The essence of Corbynphobia was summed up in a newspaper editorial which claimed his growing popularity is a 'symptom of a bigger problem: Labour's drift from the middle ground'. So the middle ground is the only acceptable place in politics? The middle ground has become a kind of black hole, sucking in everyone and everything. The crisis of both right-wing confidence and left-wing ideas in recent years has generated a tyranny of middle-thinking, of safe, consensual ideas, where politics has come to mean little more than managing the economy and everyday life, and where argumentativeness has been recast as bullying. 'Abandon ideology all ye who enter here'—they should hang that at the entrance to parliament.
What gets presented to us as a soft, caring new politics of consensus is in fact an intolerant new conformism, as Farage and Corbyn have discovered. Refuse to elevate electability over all other concerns, refuse to sing from the same PC, mild-mannered, green-tinted, low-horizoned, post-politics hymn sheet as everyone else, and you'll become an object of scorn.

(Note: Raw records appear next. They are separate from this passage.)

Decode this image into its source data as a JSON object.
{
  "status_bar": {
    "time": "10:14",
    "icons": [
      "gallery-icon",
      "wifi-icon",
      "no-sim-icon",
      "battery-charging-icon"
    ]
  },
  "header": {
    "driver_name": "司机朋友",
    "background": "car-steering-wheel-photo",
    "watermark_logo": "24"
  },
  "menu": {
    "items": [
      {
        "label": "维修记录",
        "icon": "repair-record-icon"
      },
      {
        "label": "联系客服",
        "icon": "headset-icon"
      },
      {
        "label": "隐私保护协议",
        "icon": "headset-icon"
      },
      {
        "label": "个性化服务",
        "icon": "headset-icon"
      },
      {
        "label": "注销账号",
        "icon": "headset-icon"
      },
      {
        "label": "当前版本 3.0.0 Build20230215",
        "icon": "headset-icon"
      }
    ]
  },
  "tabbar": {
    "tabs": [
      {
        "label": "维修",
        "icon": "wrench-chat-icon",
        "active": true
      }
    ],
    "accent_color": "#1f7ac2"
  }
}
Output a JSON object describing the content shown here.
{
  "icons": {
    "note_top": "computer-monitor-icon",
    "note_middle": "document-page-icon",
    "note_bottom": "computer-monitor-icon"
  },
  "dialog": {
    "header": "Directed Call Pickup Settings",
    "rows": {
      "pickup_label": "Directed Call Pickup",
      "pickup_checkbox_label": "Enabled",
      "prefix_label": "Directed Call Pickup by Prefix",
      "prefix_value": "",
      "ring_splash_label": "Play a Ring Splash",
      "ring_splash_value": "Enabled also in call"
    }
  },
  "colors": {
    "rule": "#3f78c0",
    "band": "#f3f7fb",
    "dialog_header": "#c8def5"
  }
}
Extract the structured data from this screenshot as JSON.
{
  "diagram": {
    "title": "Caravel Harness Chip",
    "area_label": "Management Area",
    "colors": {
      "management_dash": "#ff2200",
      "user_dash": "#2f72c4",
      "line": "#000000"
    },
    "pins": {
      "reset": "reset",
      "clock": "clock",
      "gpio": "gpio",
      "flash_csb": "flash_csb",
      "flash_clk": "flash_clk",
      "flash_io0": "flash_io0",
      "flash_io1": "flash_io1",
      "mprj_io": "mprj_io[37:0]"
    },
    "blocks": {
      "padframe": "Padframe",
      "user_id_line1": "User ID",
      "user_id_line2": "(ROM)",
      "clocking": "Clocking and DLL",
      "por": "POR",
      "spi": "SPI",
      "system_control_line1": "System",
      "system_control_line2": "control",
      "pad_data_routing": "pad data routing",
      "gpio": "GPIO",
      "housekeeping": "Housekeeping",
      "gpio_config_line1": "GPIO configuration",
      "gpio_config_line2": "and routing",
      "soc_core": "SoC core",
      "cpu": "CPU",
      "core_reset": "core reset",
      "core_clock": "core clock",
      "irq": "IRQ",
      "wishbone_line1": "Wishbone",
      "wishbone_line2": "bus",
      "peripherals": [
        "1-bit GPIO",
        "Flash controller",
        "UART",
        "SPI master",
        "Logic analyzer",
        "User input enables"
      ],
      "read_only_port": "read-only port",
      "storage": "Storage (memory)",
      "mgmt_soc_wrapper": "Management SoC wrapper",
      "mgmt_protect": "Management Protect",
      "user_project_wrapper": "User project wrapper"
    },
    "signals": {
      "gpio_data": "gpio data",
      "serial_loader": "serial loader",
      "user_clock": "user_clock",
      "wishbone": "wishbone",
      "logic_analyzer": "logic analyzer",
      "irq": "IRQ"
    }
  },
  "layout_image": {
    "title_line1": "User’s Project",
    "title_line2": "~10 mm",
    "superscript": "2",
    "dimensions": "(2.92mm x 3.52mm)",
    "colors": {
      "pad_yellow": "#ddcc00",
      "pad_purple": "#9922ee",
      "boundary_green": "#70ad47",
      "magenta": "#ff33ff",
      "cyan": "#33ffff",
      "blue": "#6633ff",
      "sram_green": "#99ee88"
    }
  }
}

"Farage" is a reference is Nigel Farage, the leader of the anti-EU, anti-immigrant U.K. Independence Party (who is claiming Corbyn's rise will be a "huge boost" for his party). Hitchens alluded to Farage in his column too. It's a common comparison—it isn't unusual to see Brits saying things like "While their politics couldn't be more different, both Jeremy Corbyn and UKIPs Nigel Farage epitomise the anti-Westminster view that many in the general public hold."
Here in America, meanwhile, pundits love to go looking for common ground between Bernie Sanders and the closest we currently have to a Farage figure, Donald Trump. So I suppose that qualifies as a Sanders/Corbyn parallel as well.
(Postscript: Some of you have objected to the comparison in that last paragraph. So for the record: I'm well aware that the differences between Trump and Farage are even larger than the differences between Sanders and Corbyn. I'm just referring to the fact that both occupy the nationalist space in their countries' respective political landscapes.)